Lack of stability and well-being in healthcare?

"It is very interesting and inspiring that Training Within Industry has also spread widely abroad in the hospital sector, where there are many examples over many years on how to maintain the effective treatment of patients on a busy working day. This is a great example of public and private businesses finding a common denominator that can give us a boost both in relation to business and our welfare. Therefore, the conference is also an invitation to the public sector," says John Vellema.

Results at LEGO and Danske Bank

The use of TWI creates results at Danske Bank, which, in conjunction with the centralization of certain skills, transfers certain knowledge and standardizes knowledge elsewhere.

At LEGO, Vice President of LEGO Hungary, Jens Peter Clausen, reports on excellent results, as the increased training awareness makes it easier to match the expectations between management and employees which gives significantly greater stability in production.

LEGO also tells about the reduced time consumption at the production shifts from nearly 200 minutes to about 60 minutes, that the time it took to teach a coworker his tasks has fallen from one year to three months in some places and that the organization has generally found it more easy to learn new things that help increase production capacity.

Customization as seen from the employee?

Since TWI is so focused on training and so specific, one may get the idea that it is interesting from the employer's point of view but less interesting for employees than traditional further education that may increase labor market mobility and improve living wages for the staff. John Vellema considers this a theoretical opinion on competence building:

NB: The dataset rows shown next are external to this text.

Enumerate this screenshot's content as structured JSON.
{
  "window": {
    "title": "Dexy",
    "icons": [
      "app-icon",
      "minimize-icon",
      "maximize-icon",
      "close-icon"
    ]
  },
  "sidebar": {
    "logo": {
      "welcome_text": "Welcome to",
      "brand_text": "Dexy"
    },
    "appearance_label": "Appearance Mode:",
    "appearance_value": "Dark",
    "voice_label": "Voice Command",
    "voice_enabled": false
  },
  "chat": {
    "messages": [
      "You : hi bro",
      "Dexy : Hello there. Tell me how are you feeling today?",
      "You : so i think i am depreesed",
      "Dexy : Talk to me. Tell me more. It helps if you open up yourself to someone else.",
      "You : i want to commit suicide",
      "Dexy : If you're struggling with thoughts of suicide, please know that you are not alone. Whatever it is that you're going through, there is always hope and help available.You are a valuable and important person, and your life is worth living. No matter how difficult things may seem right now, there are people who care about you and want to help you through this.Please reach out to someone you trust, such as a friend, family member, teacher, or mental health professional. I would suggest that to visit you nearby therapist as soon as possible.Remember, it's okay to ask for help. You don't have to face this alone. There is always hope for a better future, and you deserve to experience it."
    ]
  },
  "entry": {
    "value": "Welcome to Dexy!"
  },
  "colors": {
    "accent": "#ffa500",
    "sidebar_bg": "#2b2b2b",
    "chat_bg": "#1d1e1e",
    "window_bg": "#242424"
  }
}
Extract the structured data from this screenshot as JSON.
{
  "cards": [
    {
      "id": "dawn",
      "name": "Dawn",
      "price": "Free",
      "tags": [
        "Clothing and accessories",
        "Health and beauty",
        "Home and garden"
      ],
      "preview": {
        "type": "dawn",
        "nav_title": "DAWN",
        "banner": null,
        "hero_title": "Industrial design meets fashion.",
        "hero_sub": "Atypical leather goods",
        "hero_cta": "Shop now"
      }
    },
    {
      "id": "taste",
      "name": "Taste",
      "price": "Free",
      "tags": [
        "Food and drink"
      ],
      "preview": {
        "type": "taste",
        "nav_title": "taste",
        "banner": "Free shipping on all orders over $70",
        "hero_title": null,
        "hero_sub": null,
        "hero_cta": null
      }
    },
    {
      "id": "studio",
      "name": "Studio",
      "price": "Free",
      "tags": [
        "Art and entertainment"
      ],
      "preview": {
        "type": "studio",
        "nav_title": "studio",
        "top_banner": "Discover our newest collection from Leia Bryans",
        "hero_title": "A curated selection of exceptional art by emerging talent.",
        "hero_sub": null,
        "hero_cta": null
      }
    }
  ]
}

"You can customize a process. You start with learning the least complex. You remove obstacles. The more you practice learning, the better you will be at learning. Everyone can be involved, unlike more theoretical studies. But those who become job trainers often become so good that they develop into team leaders and take more responsibility for their own work and the organization's purpose and value - they become cultural bearers. Therefore, in my view, there is much to suggest that it is an advantage for both management and employees, as the many reports of generally increased job satisfaction in TWI organizations also indicate," John Vellema concludes. From the look of things, there are good reasons to take a closer look at TWI.